Perhaps, the popularity of the Konsachem fest in Raia is also linked to the fact that the Christians there were the first catholic community in Salcete. Following the age-old tradition the Parish Priest prays for all the farmer of our country and prays for God blessing on their hard labour and calls God to take care of every hungry person. Then, he blesses the paddy sheaves and cuts them and carries them solemnly to the Church where they are offered to God. The holy sheaves are then distributed to the faithful present who carry them in their homes and place them with great devotion on their altars. A few years ago, the blessed sheaves were also shared with religious institutions that had links with the past faith community of Raia. Years back, when I was doing my first year of Philosophy at Rachol seminary, I happened to receive the blessed sheaves that some faithful came to share with the seminary. In those days, I had also learnt that they even went and shared the blessed sheaves with Shri Kamashi temple in Shiroda demonstrating how the Konsachem Fest bonded the two communities. With the passage of time, this practice of sharing the sheaves with the neighbouring institutions appeared to have stopped. But the inter-community bonding that was always part of the celebrations continues even today. This social dimensions of most of our feasts in Goa are clearly manifesting how the two chief communities are seeking to come together and celebrate tradition, faith and life.
The eco-centric roots of Konsachem Fest open us to the new encyclical, Laudato si of the holy father Pope Francis. It is a great way of celebrating creation and work to make life liveable in our common home on this planet earth. This eco-festival being a harvest festival leads us to the Gospel of creation inscribed by God in his creation. The eco-culture was part of a profound ethos of our culture in Goa. But today in the name of development, we have forgotten this eco-culture and are responsible for ecocide in Goa. The Konsanche fest and several ecological festivals in Goa bring to us this message of our common eco-centric past and remind us that our future cannot be secure without eco-justice. That is why the Konsachem Fest in Raia is central to the rhythm of life in Goa. While we celebrate the first fruits that mother earth has given us with the people of Raia, let us all learn to care for our mother earth and resist all kinds of exploitation that hurts her.
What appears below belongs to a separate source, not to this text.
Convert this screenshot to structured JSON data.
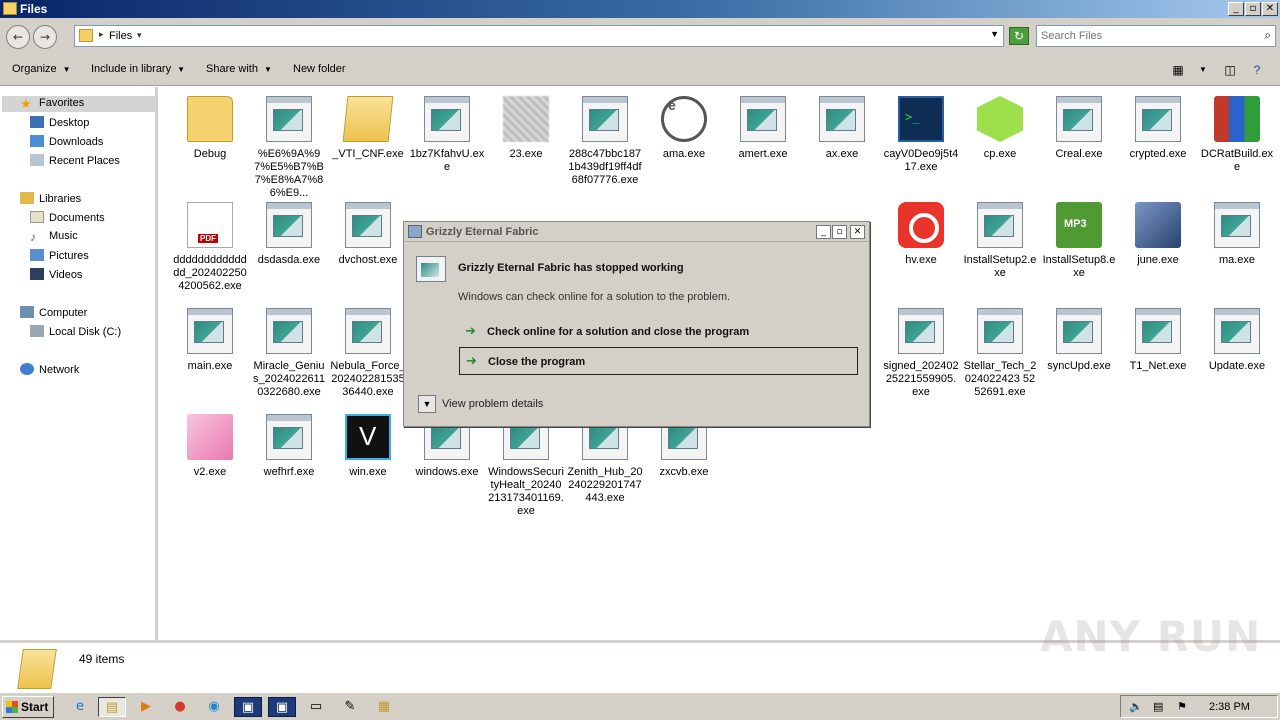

It is a great opportunity to understand, celebrate and promote the land-life legacy that we have received from our ancestors and continue to hand it over to the next generation in our society.